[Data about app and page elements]
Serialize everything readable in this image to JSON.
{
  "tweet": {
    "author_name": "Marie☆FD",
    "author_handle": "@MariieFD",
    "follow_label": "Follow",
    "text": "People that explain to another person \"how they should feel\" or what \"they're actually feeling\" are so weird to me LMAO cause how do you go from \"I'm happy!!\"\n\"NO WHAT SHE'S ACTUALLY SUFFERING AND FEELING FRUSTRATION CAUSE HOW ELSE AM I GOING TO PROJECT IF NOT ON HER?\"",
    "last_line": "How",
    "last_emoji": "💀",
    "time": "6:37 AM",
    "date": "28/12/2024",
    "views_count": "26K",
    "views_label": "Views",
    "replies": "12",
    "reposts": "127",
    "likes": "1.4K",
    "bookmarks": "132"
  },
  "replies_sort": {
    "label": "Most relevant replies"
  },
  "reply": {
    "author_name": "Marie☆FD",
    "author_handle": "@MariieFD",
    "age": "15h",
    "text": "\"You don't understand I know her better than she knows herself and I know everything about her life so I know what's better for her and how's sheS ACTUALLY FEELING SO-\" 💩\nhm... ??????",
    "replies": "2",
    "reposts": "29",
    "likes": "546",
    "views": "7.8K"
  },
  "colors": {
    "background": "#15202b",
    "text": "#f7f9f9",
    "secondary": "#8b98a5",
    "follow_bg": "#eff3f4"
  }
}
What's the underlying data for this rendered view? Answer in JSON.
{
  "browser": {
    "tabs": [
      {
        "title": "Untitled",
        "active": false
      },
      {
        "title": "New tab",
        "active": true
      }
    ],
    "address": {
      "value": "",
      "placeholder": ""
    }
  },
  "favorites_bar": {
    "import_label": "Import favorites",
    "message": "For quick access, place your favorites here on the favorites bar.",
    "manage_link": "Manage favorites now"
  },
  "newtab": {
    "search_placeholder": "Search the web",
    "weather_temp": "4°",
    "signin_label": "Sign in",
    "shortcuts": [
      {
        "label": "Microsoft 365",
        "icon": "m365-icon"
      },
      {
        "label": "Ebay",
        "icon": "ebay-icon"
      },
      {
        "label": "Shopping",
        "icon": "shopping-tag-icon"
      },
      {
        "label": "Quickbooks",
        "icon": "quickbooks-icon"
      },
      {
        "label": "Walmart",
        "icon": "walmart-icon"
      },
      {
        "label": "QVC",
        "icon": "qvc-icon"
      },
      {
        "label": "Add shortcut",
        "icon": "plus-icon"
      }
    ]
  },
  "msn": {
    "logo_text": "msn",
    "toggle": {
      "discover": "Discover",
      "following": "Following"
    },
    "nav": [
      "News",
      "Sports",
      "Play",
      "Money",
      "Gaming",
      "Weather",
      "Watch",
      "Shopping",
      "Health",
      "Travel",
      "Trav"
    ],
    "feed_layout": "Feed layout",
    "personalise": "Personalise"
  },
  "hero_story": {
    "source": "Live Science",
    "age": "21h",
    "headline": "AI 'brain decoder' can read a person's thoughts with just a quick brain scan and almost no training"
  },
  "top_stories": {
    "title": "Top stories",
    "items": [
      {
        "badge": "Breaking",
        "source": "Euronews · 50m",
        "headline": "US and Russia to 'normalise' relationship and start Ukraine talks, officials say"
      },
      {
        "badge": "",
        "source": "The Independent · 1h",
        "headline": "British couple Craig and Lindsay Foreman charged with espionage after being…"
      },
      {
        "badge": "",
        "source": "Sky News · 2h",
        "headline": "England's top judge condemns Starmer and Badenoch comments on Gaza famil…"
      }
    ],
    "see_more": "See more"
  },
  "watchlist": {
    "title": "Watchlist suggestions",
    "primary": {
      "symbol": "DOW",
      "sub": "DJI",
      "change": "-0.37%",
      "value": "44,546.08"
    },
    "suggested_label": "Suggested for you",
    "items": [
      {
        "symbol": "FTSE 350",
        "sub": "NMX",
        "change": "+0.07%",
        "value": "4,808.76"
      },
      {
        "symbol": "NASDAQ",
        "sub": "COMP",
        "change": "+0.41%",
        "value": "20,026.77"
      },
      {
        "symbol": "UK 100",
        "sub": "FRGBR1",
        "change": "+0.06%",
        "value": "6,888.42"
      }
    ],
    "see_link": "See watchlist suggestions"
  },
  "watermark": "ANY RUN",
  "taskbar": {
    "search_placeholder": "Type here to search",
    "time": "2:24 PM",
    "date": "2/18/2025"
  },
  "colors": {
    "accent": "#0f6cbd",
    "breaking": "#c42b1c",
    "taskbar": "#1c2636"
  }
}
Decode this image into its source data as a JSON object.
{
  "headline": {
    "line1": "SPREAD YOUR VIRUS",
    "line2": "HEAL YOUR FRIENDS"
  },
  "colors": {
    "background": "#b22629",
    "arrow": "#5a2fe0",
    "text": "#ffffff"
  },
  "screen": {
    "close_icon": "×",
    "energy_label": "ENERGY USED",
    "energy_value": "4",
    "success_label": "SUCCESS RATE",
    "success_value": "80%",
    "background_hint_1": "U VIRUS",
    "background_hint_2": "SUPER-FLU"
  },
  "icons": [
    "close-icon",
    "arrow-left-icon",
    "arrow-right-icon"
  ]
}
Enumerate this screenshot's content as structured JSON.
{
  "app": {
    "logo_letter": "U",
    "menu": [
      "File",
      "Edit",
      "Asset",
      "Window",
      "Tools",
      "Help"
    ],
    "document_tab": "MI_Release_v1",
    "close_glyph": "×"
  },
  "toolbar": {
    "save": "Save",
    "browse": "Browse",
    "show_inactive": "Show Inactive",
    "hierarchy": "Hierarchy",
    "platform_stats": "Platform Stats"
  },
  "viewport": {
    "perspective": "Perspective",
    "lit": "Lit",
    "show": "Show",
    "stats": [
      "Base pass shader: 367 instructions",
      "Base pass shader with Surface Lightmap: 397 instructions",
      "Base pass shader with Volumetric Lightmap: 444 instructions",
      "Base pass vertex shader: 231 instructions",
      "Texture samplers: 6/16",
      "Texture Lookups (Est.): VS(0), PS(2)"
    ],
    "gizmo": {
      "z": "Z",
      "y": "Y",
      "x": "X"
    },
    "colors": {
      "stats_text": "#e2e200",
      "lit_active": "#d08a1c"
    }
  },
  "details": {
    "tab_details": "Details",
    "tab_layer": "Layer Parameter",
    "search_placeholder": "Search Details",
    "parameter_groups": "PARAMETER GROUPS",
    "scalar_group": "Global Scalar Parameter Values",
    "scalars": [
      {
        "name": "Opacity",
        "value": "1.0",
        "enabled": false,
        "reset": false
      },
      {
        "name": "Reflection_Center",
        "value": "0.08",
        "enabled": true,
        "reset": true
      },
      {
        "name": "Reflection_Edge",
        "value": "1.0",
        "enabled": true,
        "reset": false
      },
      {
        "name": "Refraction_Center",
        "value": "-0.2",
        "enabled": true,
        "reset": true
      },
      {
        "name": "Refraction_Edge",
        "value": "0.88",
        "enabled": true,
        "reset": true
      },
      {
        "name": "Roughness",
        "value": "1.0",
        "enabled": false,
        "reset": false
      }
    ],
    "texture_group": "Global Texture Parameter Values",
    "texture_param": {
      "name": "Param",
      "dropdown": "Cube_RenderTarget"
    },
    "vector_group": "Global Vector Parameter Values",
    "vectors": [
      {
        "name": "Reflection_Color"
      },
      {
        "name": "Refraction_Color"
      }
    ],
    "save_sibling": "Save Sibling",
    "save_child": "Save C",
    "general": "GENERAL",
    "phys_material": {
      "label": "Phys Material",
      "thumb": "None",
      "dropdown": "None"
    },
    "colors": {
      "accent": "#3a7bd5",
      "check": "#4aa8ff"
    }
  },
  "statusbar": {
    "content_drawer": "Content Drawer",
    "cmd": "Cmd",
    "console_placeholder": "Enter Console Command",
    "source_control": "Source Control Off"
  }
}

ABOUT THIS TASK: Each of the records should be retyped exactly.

REPLY TO THE EXERCISE:
Serialize everything readable in this image to JSON.
{
  "tweet": {
    "author_name": "Marie☆FD",
    "author_handle": "@MariieFD",
    "follow_label": "Follow",
    "text": "People that explain to another person \"how they should feel\" or what \"they're actually feeling\" are so weird to me LMAO cause how do you go from \"I'm happy!!\"\n\"NO WHAT SHE'S ACTUALLY SUFFERING AND FEELING FRUSTRATION CAUSE HOW ELSE AM I GOING TO PROJECT IF NOT ON HER?\"",
    "last_line": "How",
    "last_emoji": "💀",
    "time": "6:37 AM",
    "date": "28/12/2024",
    "views_count": "26K",
    "views_label": "Views",
    "replies": "12",
    "reposts": "127",
    "likes": "1.4K",
    "bookmarks": "132"
  },
  "replies_sort": {
    "label": "Most relevant replies"
  },
  "reply": {
    "author_name": "Marie☆FD",
    "author_handle": "@MariieFD",
    "age": "15h",
    "text": "\"You don't understand I know her better than she knows herself and I know everything about her life so I know what's better for her and how's sheS ACTUALLY FEELING SO-\" 💩\nhm... ??????",
    "replies": "2",
    "reposts": "29",
    "likes": "546",
    "views": "7.8K"
  },
  "colors": {
    "background": "#15202b",
    "text": "#f7f9f9",
    "secondary": "#8b98a5",
    "follow_bg": "#eff3f4"
  }
}
What's the underlying data for this rendered view? Answer in JSON.
{
  "browser": {
    "tabs": [
      {
        "title": "Untitled",
        "active": false
      },
      {
        "title": "New tab",
        "active": true
      }
    ],
    "address": {
      "value": "",
      "placeholder": ""
    }
  },
  "favorites_bar": {
    "import_label": "Import favorites",
    "message": "For quick access, place your favorites here on the favorites bar.",
    "manage_link": "Manage favorites now"
  },
  "newtab": {
    "search_placeholder": "Search the web",
    "weather_temp": "4°",
    "signin_label": "Sign in",
    "shortcuts": [
      {
        "label": "Microsoft 365",
        "icon": "m365-icon"
      },
      {
        "label": "Ebay",
        "icon": "ebay-icon"
      },
      {
        "label": "Shopping",
        "icon": "shopping-tag-icon"
      },
      {
        "label": "Quickbooks",
        "icon": "quickbooks-icon"
      },
      {
        "label": "Walmart",
        "icon": "walmart-icon"
      },
      {
        "label": "QVC",
        "icon": "qvc-icon"
      },
      {
        "label": "Add shortcut",
        "icon": "plus-icon"
      }
    ]
  },
  "msn": {
    "logo_text": "msn",
    "toggle": {
      "discover": "Discover",
      "following": "Following"
    },
    "nav": [
      "News",
      "Sports",
      "Play",
      "Money",
      "Gaming",
      "Weather",
      "Watch",
      "Shopping",
      "Health",
      "Travel",
      "Trav"
    ],
    "feed_layout": "Feed layout",
    "personalise": "Personalise"
  },
  "hero_story": {
    "source": "Live Science",
    "age": "21h",
    "headline": "AI 'brain decoder' can read a person's thoughts with just a quick brain scan and almost no training"
  },
  "top_stories": {
    "title": "Top stories",
    "items": [
      {
        "badge": "Breaking",
        "source": "Euronews · 50m",
        "headline": "US and Russia to 'normalise' relationship and start Ukraine talks, officials say"
      },
      {
        "badge": "",
        "source": "The Independent · 1h",
        "headline": "British couple Craig and Lindsay Foreman charged with espionage after being…"
      },
      {
        "badge": "",
        "source": "Sky News · 2h",
        "headline": "England's top judge condemns Starmer and Badenoch comments on Gaza famil…"
      }
    ],
    "see_more": "See more"
  },
  "watchlist": {
    "title": "Watchlist suggestions",
    "primary": {
      "symbol": "DOW",
      "sub": "DJI",
      "change": "-0.37%",
      "value": "44,546.08"
    },
    "suggested_label": "Suggested for you",
    "items": [
      {
        "symbol": "FTSE 350",
        "sub": "NMX",
        "change": "+0.07%",
        "value": "4,808.76"
      },
      {
        "symbol": "NASDAQ",
        "sub": "COMP",
        "change": "+0.41%",
        "value": "20,026.77"
      },
      {
        "symbol": "UK 100",
        "sub": "FRGBR1",
        "change": "+0.06%",
        "value": "6,888.42"
      }
    ],
    "see_link": "See watchlist suggestions"
  },
  "watermark": "ANY RUN",
  "taskbar": {
    "search_placeholder": "Type here to search",
    "time": "2:24 PM",
    "date": "2/18/2025"
  },
  "colors": {
    "accent": "#0f6cbd",
    "breaking": "#c42b1c",
    "taskbar": "#1c2636"
  }
}
Decode this image into its source data as a JSON object.
{
  "headline": {
    "line1": "SPREAD YOUR VIRUS",
    "line2": "HEAL YOUR FRIENDS"
  },
  "colors": {
    "background": "#b22629",
    "arrow": "#5a2fe0",
    "text": "#ffffff"
  },
  "screen": {
    "close_icon": "×",
    "energy_label": "ENERGY USED",
    "energy_value": "4",
    "success_label": "SUCCESS RATE",
    "success_value": "80%",
    "background_hint_1": "U VIRUS",
    "background_hint_2": "SUPER-FLU"
  },
  "icons": [
    "close-icon",
    "arrow-left-icon",
    "arrow-right-icon"
  ]
}
Enumerate this screenshot's content as structured JSON.
{
  "app": {
    "logo_letter": "U",
    "menu": [
      "File",
      "Edit",
      "Asset",
      "Window",
      "Tools",
      "Help"
    ],
    "document_tab": "MI_Release_v1",
    "close_glyph": "×"
  },
  "toolbar": {
    "save": "Save",
    "browse": "Browse",
    "show_inactive": "Show Inactive",
    "hierarchy": "Hierarchy",
    "platform_stats": "Platform Stats"
  },
  "viewport": {
    "perspective": "Perspective",
    "lit": "Lit",
    "show": "Show",
    "stats": [
      "Base pass shader: 367 instructions",
      "Base pass shader with Surface Lightmap: 397 instructions",
      "Base pass shader with Volumetric Lightmap: 444 instructions",
      "Base pass vertex shader: 231 instructions",
      "Texture samplers: 6/16",
      "Texture Lookups (Est.): VS(0), PS(2)"
    ],
    "gizmo": {
      "z": "Z",
      "y": "Y",
      "x": "X"
    },
    "colors": {
      "stats_text": "#e2e200",
      "lit_active": "#d08a1c"
    }
  },
  "details": {
    "tab_details": "Details",
    "tab_layer": "Layer Parameter",
    "search_placeholder": "Search Details",
    "parameter_groups": "PARAMETER GROUPS",
    "scalar_group": "Global Scalar Parameter Values",
    "scalars": [
      {
        "name": "Opacity",
        "value": "1.0",
        "enabled": false,
        "reset": false
      },
      {
        "name": "Reflection_Center",
        "value": "0.08",
        "enabled": true,
        "reset": true
      },
      {
        "name": "Reflection_Edge",
        "value": "1.0",
        "enabled": true,
        "reset": false
      },
      {
        "name": "Refraction_Center",
        "value": "-0.2",
        "enabled": true,
        "reset": true
      },
      {
        "name": "Refraction_Edge",
        "value": "0.88",
        "enabled": true,
        "reset": true
      },
      {
        "name": "Roughness",
        "value": "1.0",
        "enabled": false,
        "reset": false
      }
    ],
    "texture_group": "Global Texture Parameter Values",
    "texture_param": {
      "name": "Param",
      "dropdown": "Cube_RenderTarget"
    },
    "vector_group": "Global Vector Parameter Values",
    "vectors": [
      {
        "name": "Reflection_Color"
      },
      {
        "name": "Refraction_Color"
      }
    ],
    "save_sibling": "Save Sibling",
    "save_child": "Save C",
    "general": "GENERAL",
    "phys_material": {
      "label": "Phys Material",
      "thumb": "None",
      "dropdown": "None"
    },
    "colors": {
      "accent": "#3a7bd5",
      "check": "#4aa8ff"
    }
  },
  "statusbar": {
    "content_drawer": "Content Drawer",
    "cmd": "Cmd",
    "console_placeholder": "Enter Console Command",
    "source_control": "Source Control Off"
  }
}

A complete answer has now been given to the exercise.